TO DO — Return every line below in which "Architecture" appears.

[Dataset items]
—————

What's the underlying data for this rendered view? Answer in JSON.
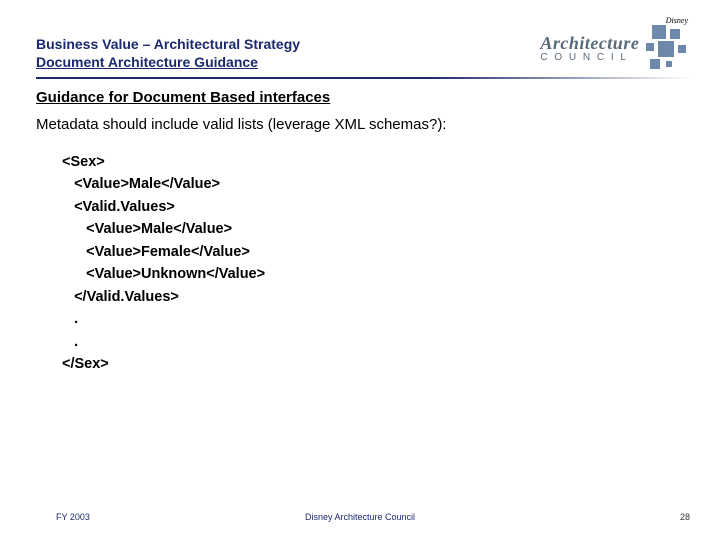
{
  "header": {
    "title_line1": "Business Value – Architectural Strategy",
    "title_line2": "Document Architecture Guidance",
    "logo": {
      "brand_small": "Disney",
      "word1": "Architecture",
      "word2": "C O U N C I L"
    }
  },
  "body": {
    "subheading": "Guidance for Document Based interfaces",
    "lead": "Metadata should include valid lists (leverage XML schemas?):",
    "code": "<Sex>\n   <Value>Male</Value>\n   <Valid.Values>\n      <Value>Male</Value>\n      <Value>Female</Value>\n      <Value>Unknown</Value>\n   </Valid.Values>\n   .\n   .\n</Sex>"
  },
  "footer": {
    "left": "FY 2003",
    "center": "Disney Architecture Council",
    "right": "28"
  }
}
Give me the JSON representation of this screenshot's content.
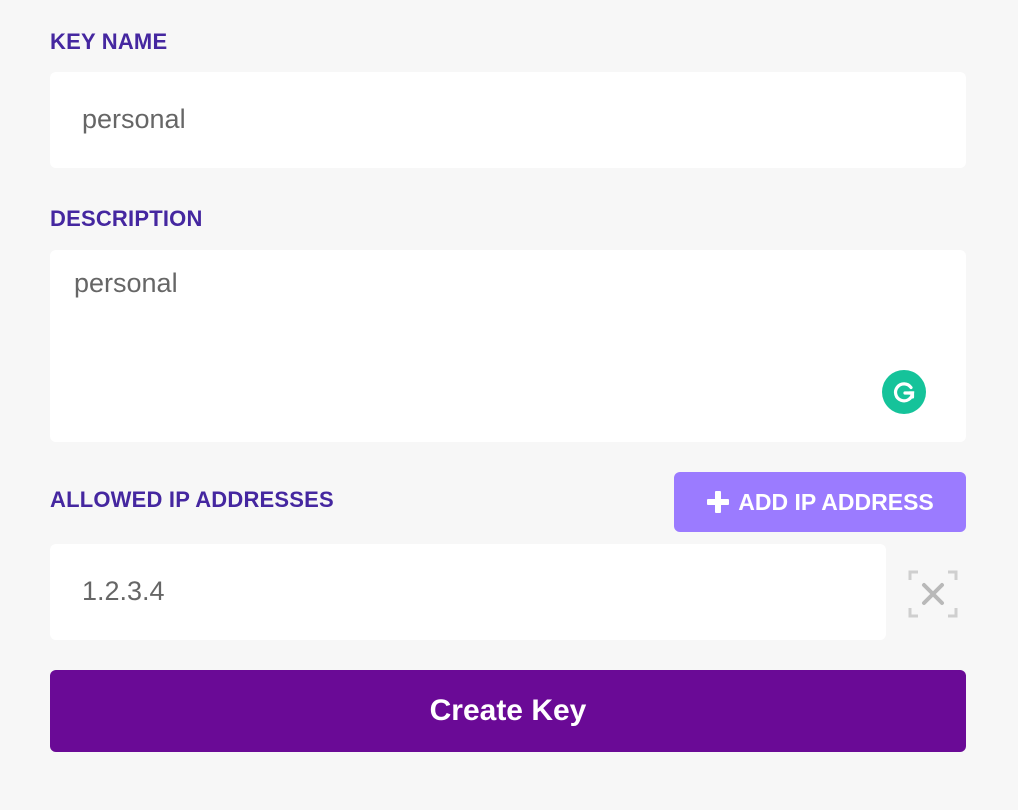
{
  "form": {
    "key_name": {
      "label": "KEY NAME",
      "value": "personal"
    },
    "description": {
      "label": "DESCRIPTION",
      "value": "personal"
    },
    "allowed_ips": {
      "label": "ALLOWED IP ADDRESSES",
      "add_button_label": "ADD IP ADDRESS",
      "add_button_icon": "plus-icon",
      "entries": [
        "1.2.3.4"
      ],
      "remove_icon": "close-icon"
    },
    "submit_label": "Create Key"
  },
  "colors": {
    "label": "#4527a0",
    "add_button": "#9b7bff",
    "submit_button": "#6a0a96",
    "grammarly": "#15c39a",
    "background": "#f7f7f7"
  }
}
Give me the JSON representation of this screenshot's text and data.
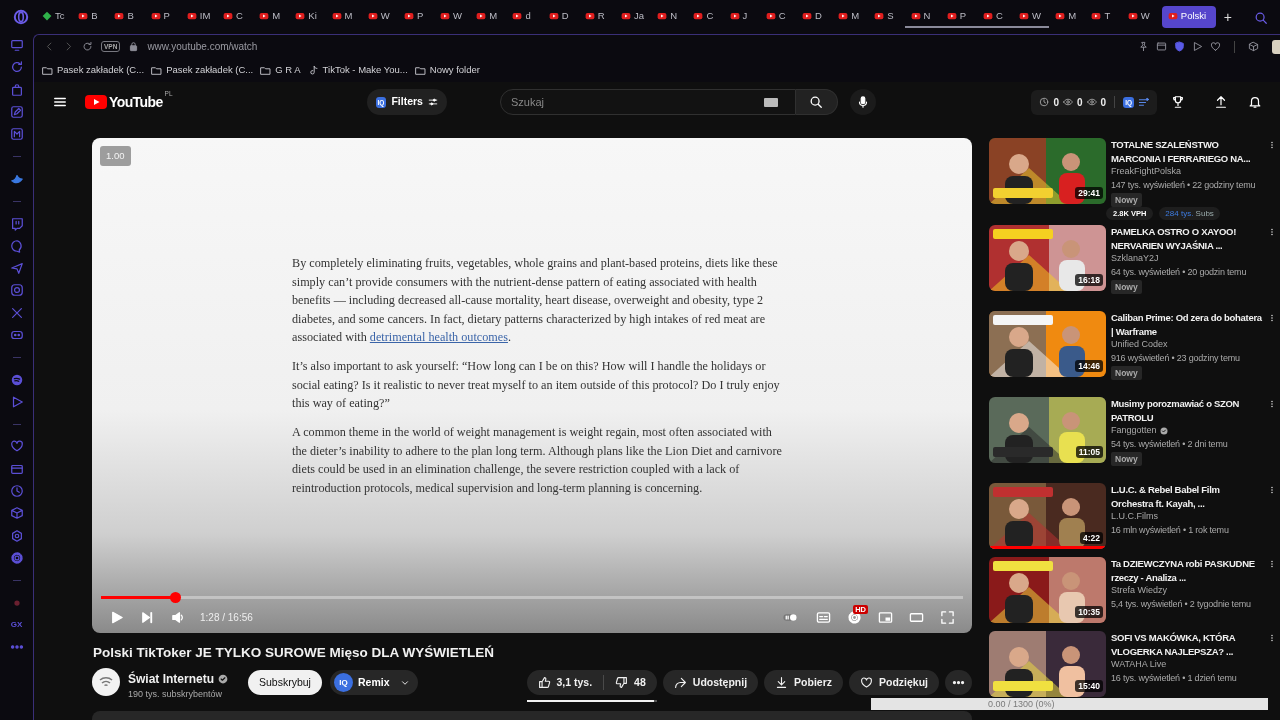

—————

YOUR RESPONSE —
    "title_line2": "Document Architecture Guidance",
      "word1": "Architecture",
    "center": "Disney Architecture Council",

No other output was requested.